United were slow in possession and lacked tempo, quality and penetration. Just two games in, they looked as faded as the Stadium of Light's once red seats. Meanwhile, Ashley Young was again booked for diving and substitute Adnan Januzaj was asked to play in his third position in as many games.
Enough. Enough of this. It's hurting.
I'd rather think about the first time I went to Sunderland not to watch United. In the summer of 2006, a close friend was offered a trial at the club. A Spaniard, he had a choice of Southampton, Hearts or Sunderland and asked me for an opinion. I told him that Sunderland were by far the biggest of the three.
Arnau Riera went to Sunderland, immediately impressed the manager, Niall Quinn, and was offered a three year professional contract on 3000 pounds per week.
He knew nobody and asked me to go and help him so I caught a train to the northeast and enjoyed his observations and bafflement about obscure aspects of English culture, including questions like "what is a sausage roll?"
He was staying in a hotel overlooking the sea and signed his contract on the day Sunderland were at home to Plymouth Argyle. I told him that when news of his signing broke, his anonymity would be lost in the city he now called home and that he should enjoy while it briefly lasted and try and understand what football meant to the people of the city.
We walked to the Stadium of Light and sat among Sunderland's most vocal fans by the away end. He had gone from being Lionel Messi's captain at Barcelona B to hearing Sunderland fans sing 'Wise Men Say'. We heard people talking excitedly about the "new signing from Barcelona". Nobody recognised him.
Sunderland lost and were bottom of England's second tier; Plymouth's madcap manager Ian Holloway told the media that he would buy every travelling fan a pint in the pub and was true to his word.
We walked back through the terraced streets around Roker after the game and stopped in a working men's pub, where fans were cursing the poor state of their team and the taps pouring bitter were the busiest. By a table near the door, four middled-aged men talked in the mood which afflicts most football fans: dejection.
The men opined how the boy from Barcelona would bring much needed quality. They'd heard good things; people often do about new signings they know little about.
"They're talking about you," I said to Arnau. He stood up, walked to the table and introduced himself, explaining that it was an honour to sign for Sunderland and that he would do his best for the club.
It was a wonderful, surreal, moment. The men found him a seat, talked football and wished him well.
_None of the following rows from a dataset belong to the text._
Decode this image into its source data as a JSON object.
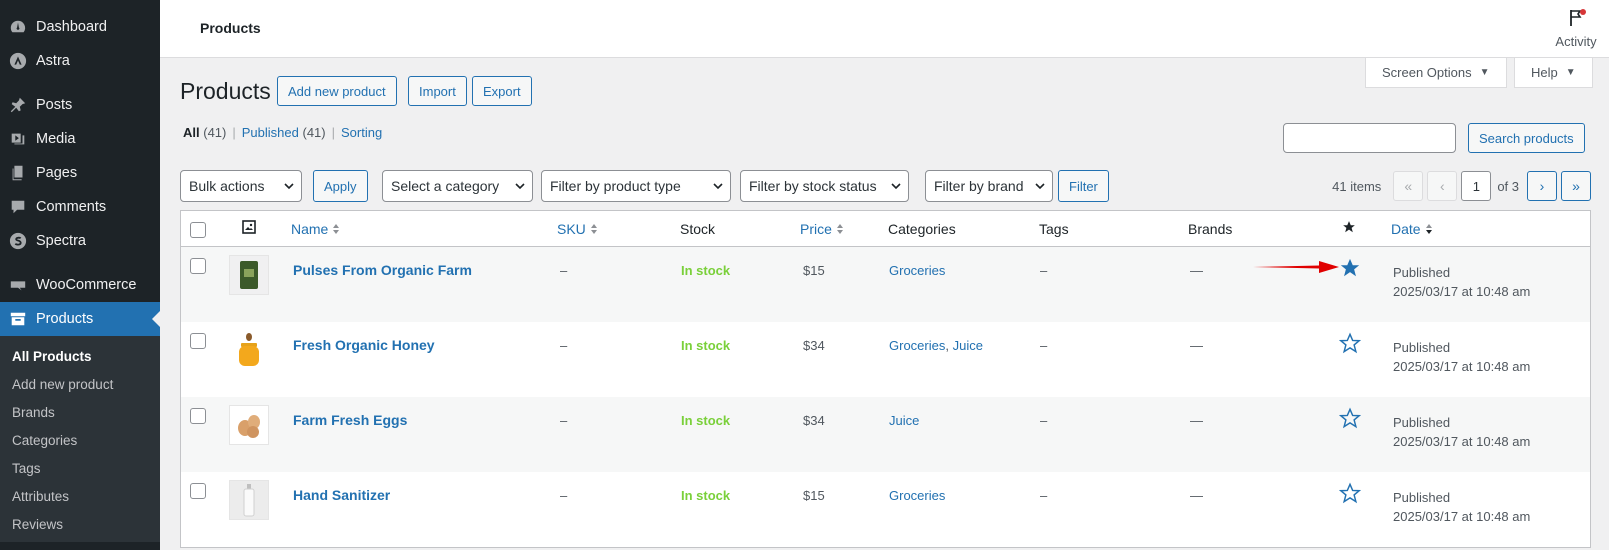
{
  "sidebar": {
    "top_items": [
      {
        "label": "Dashboard",
        "icon": "dashboard-icon"
      },
      {
        "label": "Astra",
        "icon": "astra-icon"
      }
    ],
    "items": [
      {
        "label": "Posts",
        "icon": "pin-icon"
      },
      {
        "label": "Media",
        "icon": "media-icon"
      },
      {
        "label": "Pages",
        "icon": "pages-icon"
      },
      {
        "label": "Comments",
        "icon": "comment-icon"
      },
      {
        "label": "Spectra",
        "icon": "spectra-icon"
      }
    ],
    "woo": {
      "label": "WooCommerce",
      "icon": "woocommerce-icon"
    },
    "active": {
      "label": "Products",
      "icon": "archive-icon"
    },
    "submenu": [
      "All Products",
      "Add new product",
      "Brands",
      "Categories",
      "Tags",
      "Attributes",
      "Reviews"
    ]
  },
  "topbar": {
    "title": "Products",
    "activity_label": "Activity"
  },
  "tabs": {
    "screen_options": "Screen Options",
    "help": "Help"
  },
  "header": {
    "title": "Products",
    "add_new": "Add new product",
    "import": "Import",
    "export": "Export"
  },
  "views": {
    "all": "All",
    "all_count": "(41)",
    "published": "Published",
    "published_count": "(41)",
    "sorting": "Sorting",
    "separator": "|"
  },
  "search": {
    "button": "Search products",
    "value": ""
  },
  "filters": {
    "bulk_actions": "Bulk actions",
    "apply": "Apply",
    "category": "Select a category",
    "product_type": "Filter by product type",
    "stock_status": "Filter by stock status",
    "brand": "Filter by brand",
    "filter": "Filter"
  },
  "pagination": {
    "items": "41 items",
    "first": "«",
    "prev": "‹",
    "current": "1",
    "of": "of 3",
    "next": "›",
    "last": "»"
  },
  "columns": {
    "name": "Name",
    "sku": "SKU",
    "stock": "Stock",
    "price": "Price",
    "categories": "Categories",
    "tags": "Tags",
    "brands": "Brands",
    "date": "Date"
  },
  "rows": [
    {
      "name": "Pulses From Organic Farm",
      "sku": "–",
      "stock": "In stock",
      "price": "$15",
      "categories": [
        "Groceries"
      ],
      "tags": "–",
      "brands": "—",
      "featured": true,
      "status": "Published",
      "date": "2025/03/17 at 10:48 am",
      "thumb": "bag"
    },
    {
      "name": "Fresh Organic Honey",
      "sku": "–",
      "stock": "In stock",
      "price": "$34",
      "categories": [
        "Groceries",
        "Juice"
      ],
      "tags": "–",
      "brands": "—",
      "featured": false,
      "status": "Published",
      "date": "2025/03/17 at 10:48 am",
      "thumb": "honey"
    },
    {
      "name": "Farm Fresh Eggs",
      "sku": "–",
      "stock": "In stock",
      "price": "$34",
      "categories": [
        "Juice"
      ],
      "tags": "–",
      "brands": "—",
      "featured": false,
      "status": "Published",
      "date": "2025/03/17 at 10:48 am",
      "thumb": "eggs"
    },
    {
      "name": "Hand Sanitizer",
      "sku": "–",
      "stock": "In stock",
      "price": "$15",
      "categories": [
        "Groceries"
      ],
      "tags": "–",
      "brands": "—",
      "featured": false,
      "status": "Published",
      "date": "2025/03/17 at 10:48 am",
      "thumb": "bottle"
    }
  ],
  "colors": {
    "accent": "#2271b1",
    "instock": "#7ad03a",
    "sidebar": "#1d2327",
    "arrow": "#e00000"
  }
}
They handed him their phone numbers and said they'd do anything to make him feel at home in their city.
Four days later Arnau made his debut, when he came on at Southend and won the man of the match award (the sponsors' bottle of champagne was the only foodstuff in his kitchen for a while).
He went to receive the applause of the 2000 travelling fans at the end and was unsure whether to throw his shirt into the crowd or not. Another friend in the away end texted me: "Your mate played really well."
In his second game, he was sent off after three minutes following a heavy tackle in the League Cup at Bury. Two days later Roy Keane, a player Manchester United could have done with on Sunday, took charge. He didn't fancy Arnau as a player and didn't play him once. Instead, he brought in his own men and led Sunderland to promotion.
Sunderland came good just as Manchester United will come good under Louis van Gaal, who said he'd need three months to get things working his way. It looked like three days on the pre-season tour of America.
Arnau? He went on loan to Southend, then Falkirk in the Scottish Premier League before he ruptured both cruciate ligaments in a two-year period. Now 32, he works on reception in a hotel in his native Mallorca.
Football can be the cruellest game and it lends itself to disappointment, as Manchester United fans are finding out at present.
Andy Mitten is a freelance writer and the founder and editor of United We Stand. Follow him on Twitter: @AndyMitten.